For most of my childhood and young adult life, I had a nagging sense that there was something wrong with me. I could never place exactly what it was, but it seemed to come up everywhere, from my choices of what I did with my time (I loved to read by myself or hang out with my mom) to the classroom (where my more vocal classmates always spoke ahead of me). I spent a tremendous amount of time trying to fix what was “wrong” with me by forcing myself in any way that I could to fit in with everyone else, from joining a multitude of clubs in high school to a year-long stint as a member of a sorority in college. None of it ever worked.
It wasn’t until a couple of years ago that I discovered that there was in fact, nothing wrong with me. I was sitting in a meeting at United Way, and the new head of the organization was introducing himself. He spent time telling us about his professional background and then shifted to telling us more about his personal life. At the time, it seemed a little bit out of place – I was not used to someone in a business meeting delving so deeply into his life and personality.

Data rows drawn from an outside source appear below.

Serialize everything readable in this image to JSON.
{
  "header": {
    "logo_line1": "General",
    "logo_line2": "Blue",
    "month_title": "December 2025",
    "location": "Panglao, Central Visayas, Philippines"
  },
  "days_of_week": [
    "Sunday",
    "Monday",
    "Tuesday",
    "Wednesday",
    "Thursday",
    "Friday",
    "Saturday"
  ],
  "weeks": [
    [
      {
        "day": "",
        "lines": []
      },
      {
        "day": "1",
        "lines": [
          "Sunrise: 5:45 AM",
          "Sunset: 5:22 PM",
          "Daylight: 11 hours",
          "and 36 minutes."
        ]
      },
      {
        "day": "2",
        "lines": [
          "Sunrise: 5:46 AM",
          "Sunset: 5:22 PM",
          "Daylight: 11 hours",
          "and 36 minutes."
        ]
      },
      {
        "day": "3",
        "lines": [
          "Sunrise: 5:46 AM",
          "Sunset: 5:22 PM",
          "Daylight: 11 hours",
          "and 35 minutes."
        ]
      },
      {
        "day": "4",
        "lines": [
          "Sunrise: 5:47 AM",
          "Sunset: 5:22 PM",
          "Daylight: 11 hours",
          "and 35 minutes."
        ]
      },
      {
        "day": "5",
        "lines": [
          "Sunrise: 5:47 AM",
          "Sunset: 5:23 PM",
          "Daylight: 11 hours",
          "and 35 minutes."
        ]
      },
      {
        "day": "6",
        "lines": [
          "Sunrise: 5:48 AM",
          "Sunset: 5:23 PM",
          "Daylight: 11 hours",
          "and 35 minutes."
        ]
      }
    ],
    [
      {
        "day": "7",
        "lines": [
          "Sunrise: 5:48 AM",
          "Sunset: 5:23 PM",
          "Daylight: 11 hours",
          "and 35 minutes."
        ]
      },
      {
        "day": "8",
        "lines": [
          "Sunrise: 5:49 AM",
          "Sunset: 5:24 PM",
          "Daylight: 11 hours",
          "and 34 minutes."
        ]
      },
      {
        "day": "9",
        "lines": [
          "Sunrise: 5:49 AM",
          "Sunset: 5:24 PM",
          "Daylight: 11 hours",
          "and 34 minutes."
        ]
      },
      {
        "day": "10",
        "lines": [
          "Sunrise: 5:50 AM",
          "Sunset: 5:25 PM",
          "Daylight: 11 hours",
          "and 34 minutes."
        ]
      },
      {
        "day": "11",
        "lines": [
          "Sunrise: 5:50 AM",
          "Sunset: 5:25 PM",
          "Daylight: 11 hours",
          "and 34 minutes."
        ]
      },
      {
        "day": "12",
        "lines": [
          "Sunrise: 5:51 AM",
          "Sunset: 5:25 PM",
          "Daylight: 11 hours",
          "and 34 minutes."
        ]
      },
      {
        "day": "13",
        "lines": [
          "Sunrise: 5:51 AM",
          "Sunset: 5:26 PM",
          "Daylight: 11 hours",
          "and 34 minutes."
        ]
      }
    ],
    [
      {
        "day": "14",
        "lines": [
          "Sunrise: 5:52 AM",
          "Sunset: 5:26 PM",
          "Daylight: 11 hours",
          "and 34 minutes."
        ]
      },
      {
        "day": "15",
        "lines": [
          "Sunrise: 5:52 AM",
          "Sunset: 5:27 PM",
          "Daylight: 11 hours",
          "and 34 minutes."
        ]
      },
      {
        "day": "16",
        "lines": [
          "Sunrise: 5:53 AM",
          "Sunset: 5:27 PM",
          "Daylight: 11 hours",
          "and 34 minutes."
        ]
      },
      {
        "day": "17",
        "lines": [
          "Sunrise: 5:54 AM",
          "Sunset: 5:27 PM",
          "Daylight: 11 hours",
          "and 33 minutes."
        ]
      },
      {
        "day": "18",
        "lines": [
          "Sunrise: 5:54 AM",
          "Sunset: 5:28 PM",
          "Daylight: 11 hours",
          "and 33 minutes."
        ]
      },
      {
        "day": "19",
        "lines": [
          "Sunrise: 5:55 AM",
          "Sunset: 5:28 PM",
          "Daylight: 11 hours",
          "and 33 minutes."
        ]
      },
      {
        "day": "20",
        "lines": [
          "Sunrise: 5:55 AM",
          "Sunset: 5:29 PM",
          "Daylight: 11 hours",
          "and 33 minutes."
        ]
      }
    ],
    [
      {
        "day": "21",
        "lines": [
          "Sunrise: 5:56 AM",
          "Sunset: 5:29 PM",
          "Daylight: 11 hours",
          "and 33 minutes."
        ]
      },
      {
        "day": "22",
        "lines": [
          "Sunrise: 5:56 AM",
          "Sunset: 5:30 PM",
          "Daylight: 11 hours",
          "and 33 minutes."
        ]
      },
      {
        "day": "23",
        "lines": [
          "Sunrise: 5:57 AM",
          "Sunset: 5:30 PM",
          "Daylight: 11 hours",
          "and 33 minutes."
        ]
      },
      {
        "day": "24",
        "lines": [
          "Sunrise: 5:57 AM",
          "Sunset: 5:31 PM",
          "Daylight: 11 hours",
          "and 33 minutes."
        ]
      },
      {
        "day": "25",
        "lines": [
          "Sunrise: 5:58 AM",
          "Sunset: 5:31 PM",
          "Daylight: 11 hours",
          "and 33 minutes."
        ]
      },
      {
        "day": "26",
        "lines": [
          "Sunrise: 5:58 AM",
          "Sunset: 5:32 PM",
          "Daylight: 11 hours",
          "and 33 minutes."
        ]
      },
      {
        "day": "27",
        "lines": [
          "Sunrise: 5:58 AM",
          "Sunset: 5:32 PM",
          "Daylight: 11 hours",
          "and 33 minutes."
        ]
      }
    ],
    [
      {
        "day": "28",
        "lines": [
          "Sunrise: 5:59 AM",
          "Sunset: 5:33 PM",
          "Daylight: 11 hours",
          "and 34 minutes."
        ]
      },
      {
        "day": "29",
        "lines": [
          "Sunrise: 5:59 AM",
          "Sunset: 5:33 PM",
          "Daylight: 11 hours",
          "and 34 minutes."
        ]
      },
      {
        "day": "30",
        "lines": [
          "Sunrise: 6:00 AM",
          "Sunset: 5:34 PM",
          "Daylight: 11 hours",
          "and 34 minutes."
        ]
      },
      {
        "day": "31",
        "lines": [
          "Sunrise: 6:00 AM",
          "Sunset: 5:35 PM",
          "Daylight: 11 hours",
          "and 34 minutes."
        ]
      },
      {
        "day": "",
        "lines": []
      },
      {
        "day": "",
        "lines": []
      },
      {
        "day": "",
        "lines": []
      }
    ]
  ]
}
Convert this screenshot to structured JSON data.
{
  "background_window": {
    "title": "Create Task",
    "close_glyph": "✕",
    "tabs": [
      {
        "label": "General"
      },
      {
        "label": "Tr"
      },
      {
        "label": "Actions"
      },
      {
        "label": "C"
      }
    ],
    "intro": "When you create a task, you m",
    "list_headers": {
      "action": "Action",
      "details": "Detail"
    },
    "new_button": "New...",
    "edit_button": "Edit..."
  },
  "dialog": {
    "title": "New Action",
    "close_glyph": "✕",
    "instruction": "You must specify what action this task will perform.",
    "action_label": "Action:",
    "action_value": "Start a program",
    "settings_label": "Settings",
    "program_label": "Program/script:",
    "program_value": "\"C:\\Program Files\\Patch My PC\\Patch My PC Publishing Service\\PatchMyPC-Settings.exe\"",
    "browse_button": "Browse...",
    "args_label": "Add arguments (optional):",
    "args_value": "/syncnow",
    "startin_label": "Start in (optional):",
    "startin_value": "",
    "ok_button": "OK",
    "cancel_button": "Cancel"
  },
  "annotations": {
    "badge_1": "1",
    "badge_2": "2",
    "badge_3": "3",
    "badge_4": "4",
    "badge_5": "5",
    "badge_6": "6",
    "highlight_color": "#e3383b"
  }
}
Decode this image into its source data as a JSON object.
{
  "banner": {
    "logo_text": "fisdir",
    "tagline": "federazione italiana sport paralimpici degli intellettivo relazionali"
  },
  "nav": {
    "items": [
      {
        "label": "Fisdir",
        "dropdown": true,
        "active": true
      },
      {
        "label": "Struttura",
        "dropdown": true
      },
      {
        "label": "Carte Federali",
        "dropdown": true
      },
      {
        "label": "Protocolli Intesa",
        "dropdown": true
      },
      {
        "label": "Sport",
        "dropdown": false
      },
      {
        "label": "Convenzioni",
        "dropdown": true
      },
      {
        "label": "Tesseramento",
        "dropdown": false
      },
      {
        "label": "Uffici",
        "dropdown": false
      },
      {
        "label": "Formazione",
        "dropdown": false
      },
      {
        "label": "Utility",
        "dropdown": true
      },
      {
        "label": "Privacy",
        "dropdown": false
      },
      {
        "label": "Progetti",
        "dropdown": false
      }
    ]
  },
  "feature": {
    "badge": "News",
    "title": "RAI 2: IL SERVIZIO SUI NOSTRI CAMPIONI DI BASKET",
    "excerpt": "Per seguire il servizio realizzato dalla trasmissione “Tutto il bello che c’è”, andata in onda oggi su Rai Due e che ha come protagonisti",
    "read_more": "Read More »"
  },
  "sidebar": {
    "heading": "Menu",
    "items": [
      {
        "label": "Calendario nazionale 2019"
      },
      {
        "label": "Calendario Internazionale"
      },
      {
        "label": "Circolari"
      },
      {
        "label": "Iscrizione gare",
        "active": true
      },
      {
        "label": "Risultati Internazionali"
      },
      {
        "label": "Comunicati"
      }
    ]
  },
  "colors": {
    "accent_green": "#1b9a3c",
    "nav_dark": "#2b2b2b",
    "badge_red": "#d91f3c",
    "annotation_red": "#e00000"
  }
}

It was one of those moments though, that ended up being a pivotal turning point for me. As he described himself, he unabashedly called himself an introvert. I had heard that term before and knew that I technically fell into that category on personality scales like Myers-Briggs, but I had never really understood what the term meant and usually felt that it was given a negative connotation (like being incredibly shy or anti-social). The way that he explained the term introvert, though, was different: Introverts and extroverts get their energy from different places. Extroverts tend to get energized by spending time in large groups and being with other people. Introverts, on the other hand, tend to gain energy by being alone or with a close friend.
That was me. I did like people (in fact, I loved a core group of people incredibly deeply. I was empathetic, caring, and put a lot of effort into helping people that I cared about). But if I hung out in a large group or with a group of strangers, I lost energy quickly. Part of it was that I found small talk challenging – I had an innate preference for talking about deeper, more serious subjects and often felt awkward trying to dive into a conversation that didn’t feel substantive right away. I also tended to be a private person, keeping a lot about my personal life to myself except with people I knew well, but sometimes made me come across as snobby or inaccessible.
Over the years, I did what many introverts do when they’re working on something they’re passionate about: they adopt somewhat of a public extrovert personality. I figured out how to get good at (and even enjoy) things like public speaking and mingling at cocktail parties because they were in service to something much bigger that I cared about, but I have never lost those key qualities that make me an introvert.
Since I first heard the explanation of introversion and extraversion at that United Way meeting, I’ve read a lot on the subject, but Quiet is the first book I’ve read that didn’t end up making me feel like introversion is something to be fixed. And it also didn’t come across as one giant cheer that ends in “Goooooooooooo Innies!!!”
Quiet provides a scientific, historical, and cultural context for introversion and extroversion, which not only illuminates the topic, but provides a clear argument for why we need both introverts and extroverts in order to make the world work.
I hadn’t realized until I was reading Quiet how much I still carry around a tremendous amount of guilt for not always being like the rest of the world and for needing things that the rest of the “normal” world doesn’t seem to want or need, whether it’s needing to hide out in the bathroom for a couple minutes so I can have a moment of solitude in a busy day or wanting steer away from small talk and always delve more deeply into conversations.
Quiet explains pretty much everything I never understood about myself. I cried as an 8th grader because I couldn’t figure out how to be like everyone else. I finally realize, deep in my gut and without guilt, that that’s not the point.